- _Element data from apps and pages_
⟨
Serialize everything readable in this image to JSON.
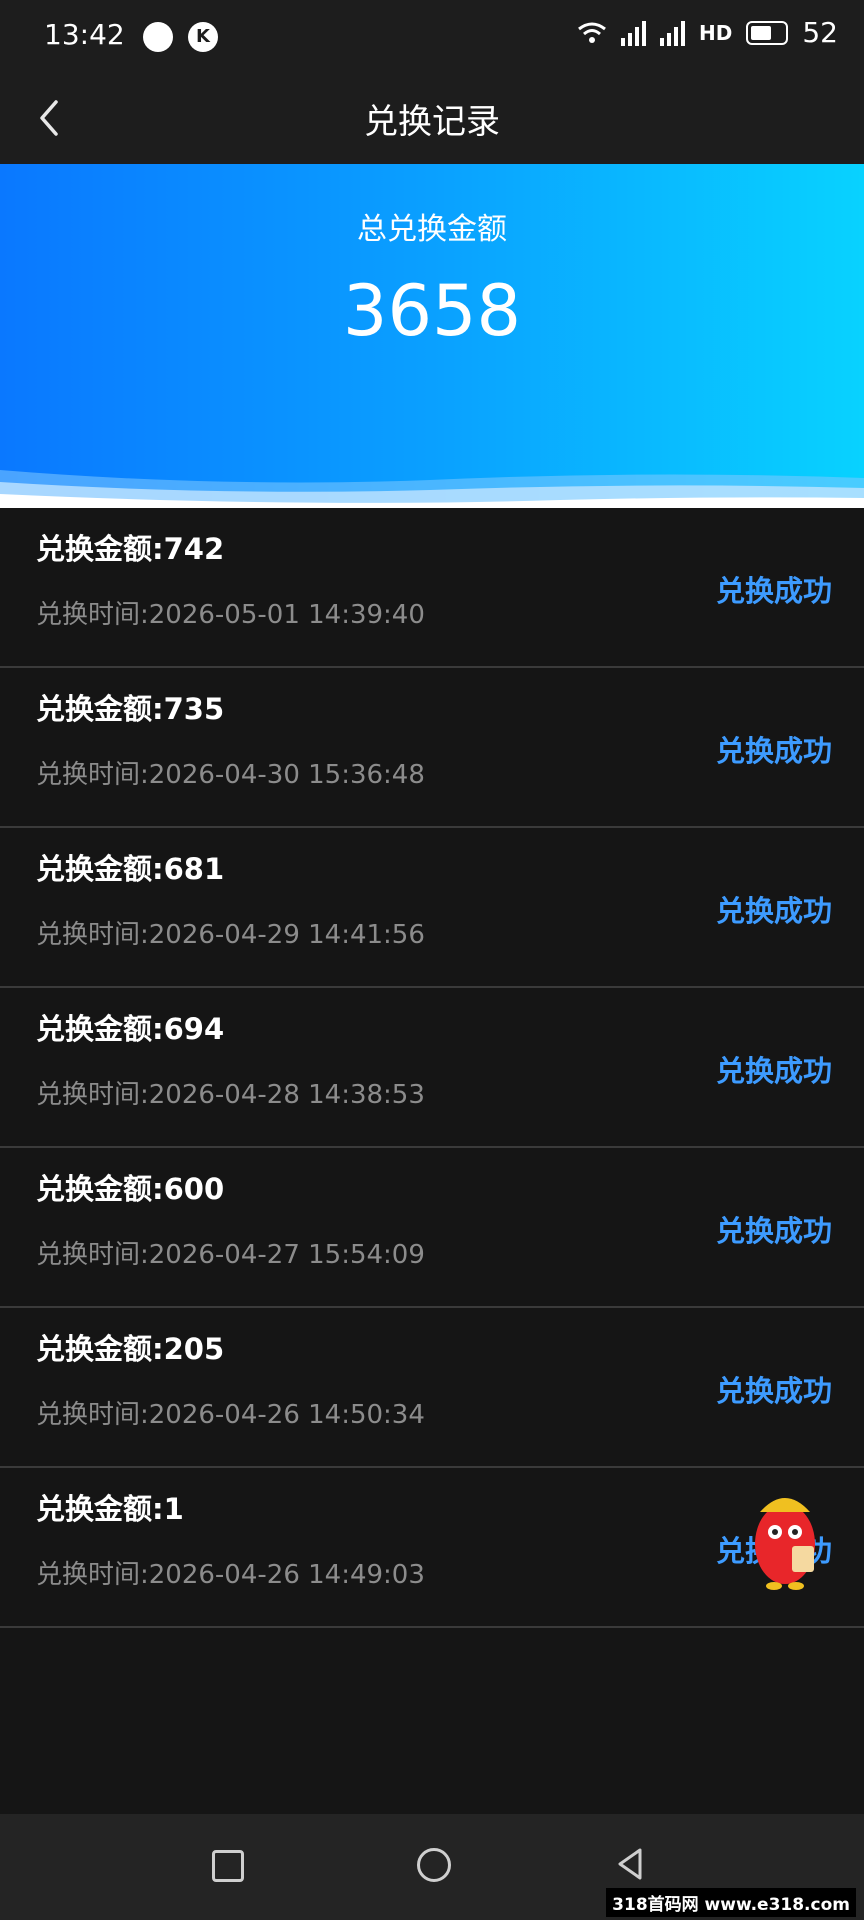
{
  "status_bar": {
    "time": "13:42",
    "k_badge": "K",
    "hd_label": "HD",
    "battery_level": "52"
  },
  "header": {
    "title": "兑换记录"
  },
  "summary": {
    "label": "总兑换金额",
    "total": "3658"
  },
  "records": [
    {
      "amount": "兑换金额:742",
      "time": "兑换时间:2026-05-01 14:39:40",
      "status": "兑换成功"
    },
    {
      "amount": "兑换金额:735",
      "time": "兑换时间:2026-04-30 15:36:48",
      "status": "兑换成功"
    },
    {
      "amount": "兑换金额:681",
      "time": "兑换时间:2026-04-29 14:41:56",
      "status": "兑换成功"
    },
    {
      "amount": "兑换金额:694",
      "time": "兑换时间:2026-04-28 14:38:53",
      "status": "兑换成功"
    },
    {
      "amount": "兑换金额:600",
      "time": "兑换时间:2026-04-27 15:54:09",
      "status": "兑换成功"
    },
    {
      "amount": "兑换金额:205",
      "time": "兑换时间:2026-04-26 14:50:34",
      "status": "兑换成功"
    },
    {
      "amount": "兑换金额:1",
      "time": "兑换时间:2026-04-26 14:49:03",
      "status": "兑换成功"
    }
  ],
  "watermark": "318首码网 www.e318.com",
  "colors": {
    "status_text": "#3d9bff",
    "banner_start": "#0a78ff",
    "banner_end": "#08d2ff"
  }
}
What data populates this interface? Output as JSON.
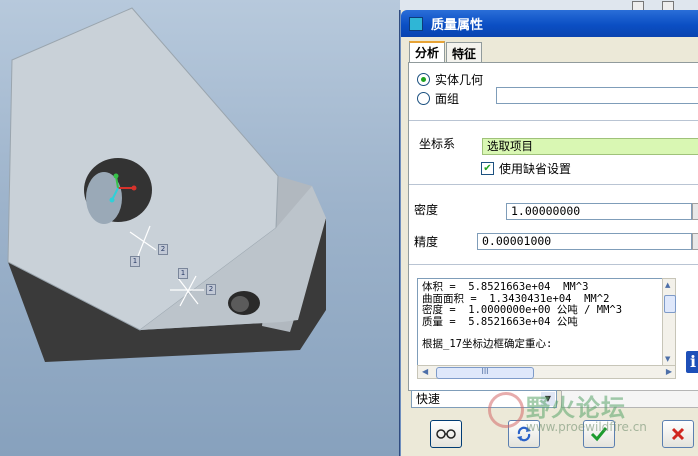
{
  "dialog": {
    "title": "质量属性",
    "tabs": [
      {
        "label": "分析",
        "active": true
      },
      {
        "label": "特征",
        "active": false
      }
    ],
    "geometry_options": [
      {
        "label": "实体几何",
        "selected": true
      },
      {
        "label": "面组",
        "selected": false
      }
    ],
    "coordinate_system": {
      "label": "坐标系",
      "value": "选取项目",
      "use_default_label": "使用缺省设置",
      "use_default_checked": true
    },
    "density": {
      "label": "密度",
      "value": "1.00000000"
    },
    "precision": {
      "label": "精度",
      "value": "0.00001000"
    },
    "results": [
      "体积 =  5.8521663e+04  MM^3",
      "曲面面积 =  1.3430431e+04  MM^2",
      "密度 =  1.0000000e+00 公吨 / MM^3",
      "质量 =  5.8521663e+04 公吨",
      "",
      "根据_17坐标边框确定重心:"
    ],
    "scroll_thumb_label": "III",
    "mode_select": {
      "value": "快速"
    },
    "buttons": [
      {
        "name": "preview-button",
        "icon": "glasses-icon"
      },
      {
        "name": "repeat-button",
        "icon": "refresh-icon"
      },
      {
        "name": "ok-button",
        "icon": "checkmark-icon"
      },
      {
        "name": "cancel-button",
        "icon": "close-icon"
      }
    ]
  },
  "model_labels": {
    "csys_tag_1": "1",
    "csys_tag_2": "2",
    "csys_tag_3": "1",
    "csys_tag_4": "2"
  },
  "watermark": {
    "title": "野火论坛",
    "url": "www.proewildfire.cn"
  },
  "colors": {
    "title_bar": "#0b4fc4",
    "coord_highlight": "#d9f7b3",
    "dialog_bg": "#ece9d8"
  }
}
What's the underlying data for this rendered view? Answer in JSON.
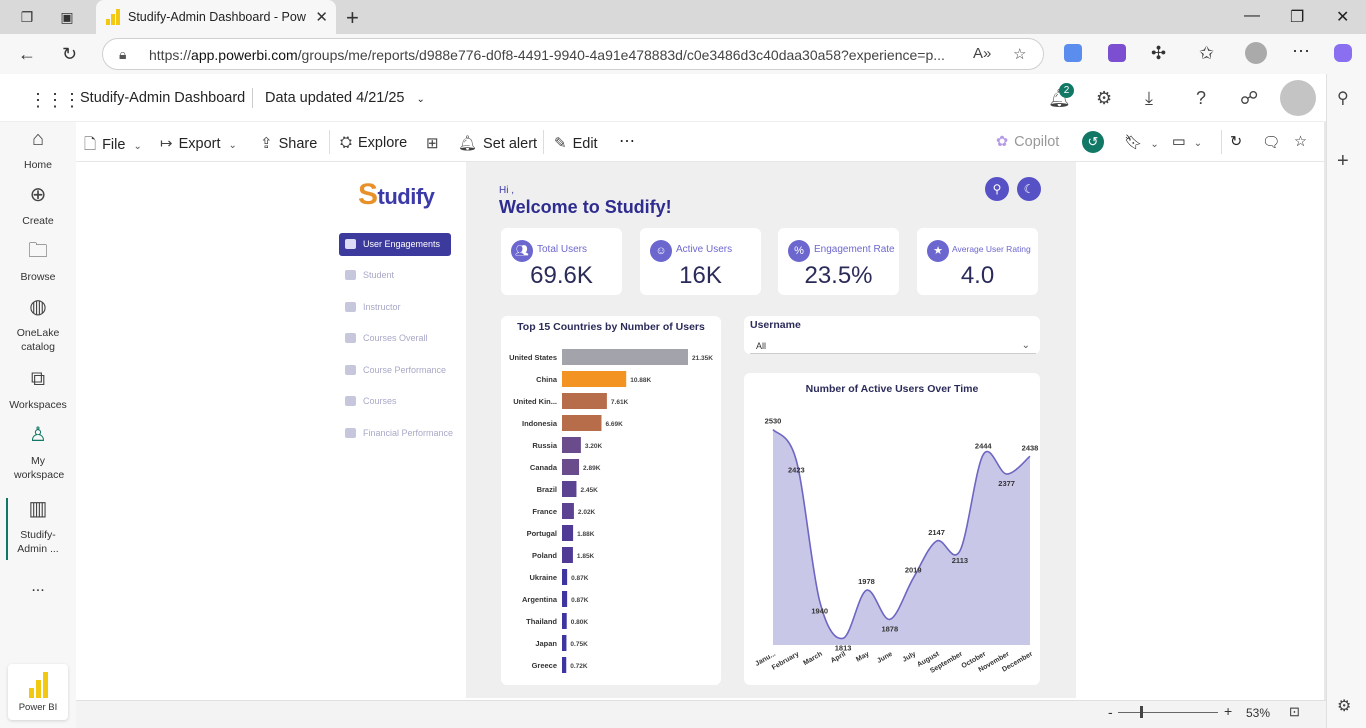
{
  "browser": {
    "tab_title": "Studify-Admin Dashboard - Powe",
    "url_prefix": "https://",
    "url_domain": "app.powerbi.com",
    "url_rest": "/groups/me/reports/d988e776-d0f8-4491-9940-4a91e478883d/c0e3486d3c40daa30a58?experience=p..."
  },
  "header": {
    "report_name": "Studify-Admin Dashboard",
    "data_updated": "Data updated 4/21/25",
    "notification_count": "2"
  },
  "rail": {
    "items": [
      {
        "label": "Home",
        "icon": "home-icon"
      },
      {
        "label": "Create",
        "icon": "plus-circle-icon"
      },
      {
        "label": "Browse",
        "icon": "folder-icon"
      },
      {
        "label": "OneLake catalog",
        "icon": "onelake-icon"
      },
      {
        "label": "Workspaces",
        "icon": "workspaces-icon"
      },
      {
        "label": "My workspace",
        "icon": "person-icon"
      },
      {
        "label": "Studify-Admin ...",
        "icon": "report-icon"
      }
    ],
    "more": "...",
    "product": "Power BI"
  },
  "ribbon": {
    "file": "File",
    "export": "Export",
    "share": "Share",
    "explore": "Explore",
    "set_alert": "Set alert",
    "edit": "Edit",
    "more": "⋯",
    "copilot": "Copilot"
  },
  "report": {
    "brand": {
      "first": "S",
      "rest": "tudify"
    },
    "nav": [
      {
        "label": "User Engagements",
        "active": true
      },
      {
        "label": "Student",
        "active": false
      },
      {
        "label": "Instructor",
        "active": false
      },
      {
        "label": "Courses Overall",
        "active": false
      },
      {
        "label": "Course Performance",
        "active": false
      },
      {
        "label": "Courses",
        "active": false
      },
      {
        "label": "Financial Performance",
        "active": false
      }
    ],
    "greeting": "Hi ,",
    "welcome": "Welcome to Studify!",
    "kpis": [
      {
        "label": "Total Users",
        "value": "69.6K"
      },
      {
        "label": "Active Users",
        "value": "16K"
      },
      {
        "label": "Engagement Rate",
        "value": "23.5%"
      },
      {
        "label": "Average User Rating",
        "value": "4.0"
      }
    ],
    "slicer": {
      "label": "Username",
      "value": "All"
    }
  },
  "chart_data": [
    {
      "type": "bar",
      "orientation": "horizontal",
      "title": "Top 15 Countries by Number of Users",
      "categories": [
        "United States",
        "China",
        "United Kin...",
        "Indonesia",
        "Russia",
        "Canada",
        "Brazil",
        "France",
        "Portugal",
        "Poland",
        "Ukraine",
        "Argentina",
        "Thailand",
        "Japan",
        "Greece"
      ],
      "values": [
        21350,
        10880,
        7610,
        6690,
        3200,
        2890,
        2450,
        2020,
        1880,
        1850,
        870,
        870,
        800,
        750,
        720
      ],
      "data_labels": [
        "21.35K",
        "10.88K",
        "7.61K",
        "6.69K",
        "3.20K",
        "2.89K",
        "2.45K",
        "2.02K",
        "1.88K",
        "1.85K",
        "0.87K",
        "0.87K",
        "0.80K",
        "0.75K",
        "0.72K"
      ],
      "colors": [
        "#a3a3ac",
        "#f39422",
        "#b86d4a",
        "#b86d4a",
        "#6a4c8c",
        "#6a4c8c",
        "#5c4392",
        "#5c4392",
        "#4f3b96",
        "#4f3b96",
        "#3f35a0",
        "#3f35a0",
        "#3f35a0",
        "#3f35a0",
        "#3f35a0"
      ]
    },
    {
      "type": "area",
      "title": "Number of Active Users Over Time",
      "categories": [
        "Janu...",
        "February",
        "March",
        "April",
        "May",
        "June",
        "July",
        "August",
        "September",
        "October",
        "November",
        "December"
      ],
      "values": [
        2530,
        2423,
        1940,
        1813,
        1978,
        1878,
        2019,
        2147,
        2113,
        2444,
        2377,
        2438
      ],
      "ylim": [
        1790,
        2590
      ],
      "fill": "#c9c7e8",
      "line": "#6d66c2"
    }
  ]
}
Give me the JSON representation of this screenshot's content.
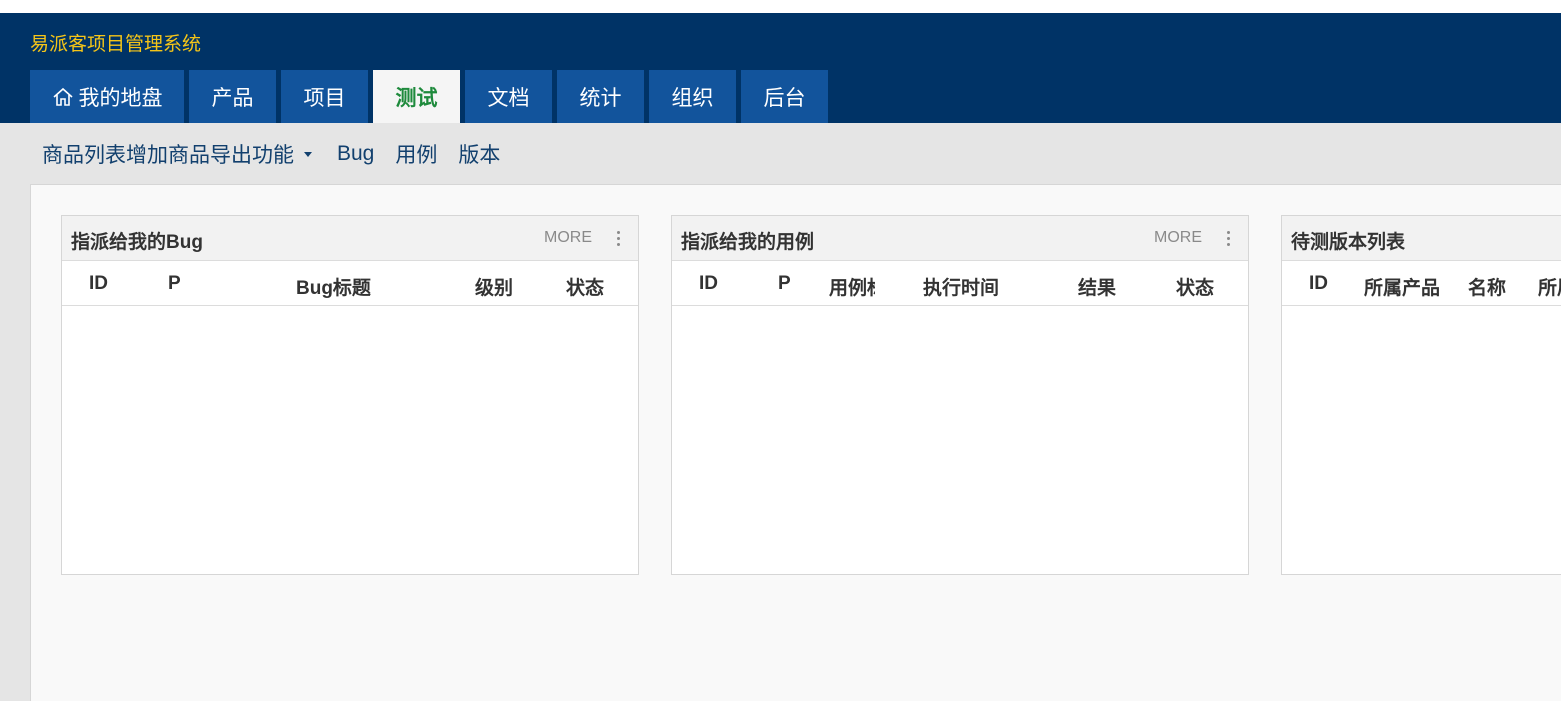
{
  "app": {
    "title": "易派客项目管理系统"
  },
  "nav": {
    "tabs": [
      {
        "label": "我的地盘",
        "icon": "home-icon"
      },
      {
        "label": "产品"
      },
      {
        "label": "项目"
      },
      {
        "label": "测试"
      },
      {
        "label": "文档"
      },
      {
        "label": "统计"
      },
      {
        "label": "组织"
      },
      {
        "label": "后台"
      }
    ],
    "active": "测试"
  },
  "subnav": {
    "dropdown_label": "商品列表增加商品导出功能",
    "items": [
      {
        "label": "Bug"
      },
      {
        "label": "用例"
      },
      {
        "label": "版本"
      }
    ]
  },
  "panels": [
    {
      "title": "指派给我的Bug",
      "more_label": "MORE",
      "columns": [
        "ID",
        "P",
        "Bug标题",
        "级别",
        "状态"
      ]
    },
    {
      "title": "指派给我的用例",
      "more_label": "MORE",
      "columns": [
        "ID",
        "P",
        "用例标题",
        "执行时间",
        "结果",
        "状态"
      ]
    },
    {
      "title": "待测版本列表",
      "columns": [
        "ID",
        "所属产品",
        "名称",
        "所属项目"
      ]
    }
  ],
  "colors": {
    "header_bg": "#003366",
    "tab_bg": "#12549c",
    "title_color": "#f5c518",
    "active_tab_text": "#1e8a3c"
  }
}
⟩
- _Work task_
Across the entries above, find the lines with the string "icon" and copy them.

- _Written response_
        "icon": "glasses-icon"
        "icon": "refresh-icon"
        "icon": "checkmark-icon"
        "icon": "close-icon"
        "icon": "home-icon"
        "icon": "plus-circle-icon"
        "icon": "folder-icon"
        "icon": "onelake-icon"
        "icon": "workspaces-icon"
        "icon": "person-icon"
        "icon": "report-icon"
        "icon": "home-icon"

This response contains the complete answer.